Joel Vasconcelos Santos disappeared in 1971. Since this year, his mother, Elza, started to look for her son, a journey she went through until the end of her life. She would go regularly to places where Joel could be. Her daughter, Altair, who still looks for him, witnessed her mother writing letters and going to the square everyday to clamor for information about her son. Still, even with all this mobilization, her family never received official information on his whereabouts.
The Wright family
"The disappearance is something endless. We get up in the morning thinking about this, it's something unceasing. We don't have this event, the burial ceremony, so we have this person that wonders around us. We really need a ceremony, at least for me and close people." – João Paulo Wright, son of Paulo Stuart Wright – missing.
Son of American missionaries, Paulo Stuart Wright was State Representative of Santa Catarina. Active in the left political movement, he disappeared in 1973. Since then, his family tries to know his whereabouts.
About the photographer Marizilda Cruppe
As a mechanic technician, Engineering student and candidate for airplane pilot, Marizilda Cruppe found her true calling in photojournalism. She worked in the media, became an independent professional, founded a collective along with other female photographers, the EVE Photographers collective, which for five years has its work exhibited and published in ten countries. She was a photography instructor and participated in many international photographic awards, including the greater and most prestigious world photojournalism contest, The World Press Photo, in which she was one of the judges twice. She has photographed for Greenpeace, the International Committee of the Red Cross, Doctors Without Boarders, Oxfam and the World Bank, and collaborated with the New York Times, The Guardian, National Geographic – France, The Global Post, Svenska Dagbladet, Expressen, Trip, TPM and GQ.
About Rogério Costa

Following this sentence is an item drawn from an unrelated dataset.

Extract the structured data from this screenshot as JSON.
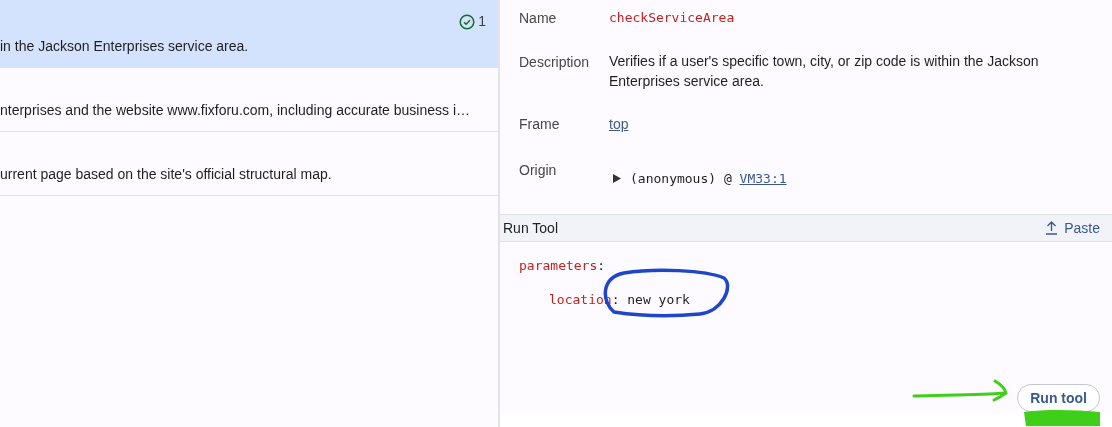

Rogerio Costa is an Art Director, Designer and Visual Artist and is in charge of the video mapping art direction of the Exhibition 'The Unfulfilling Void'. He is an artist with almost four decades of experience working in cinema, theater, television, shows and events. Among his main videographic and video mapping projects is the development of the motion graphic project for the video mapping projection of the ecosystems cube at the Museum of Tomorrow and the videographic creation of the Radio Room at the Football Museum.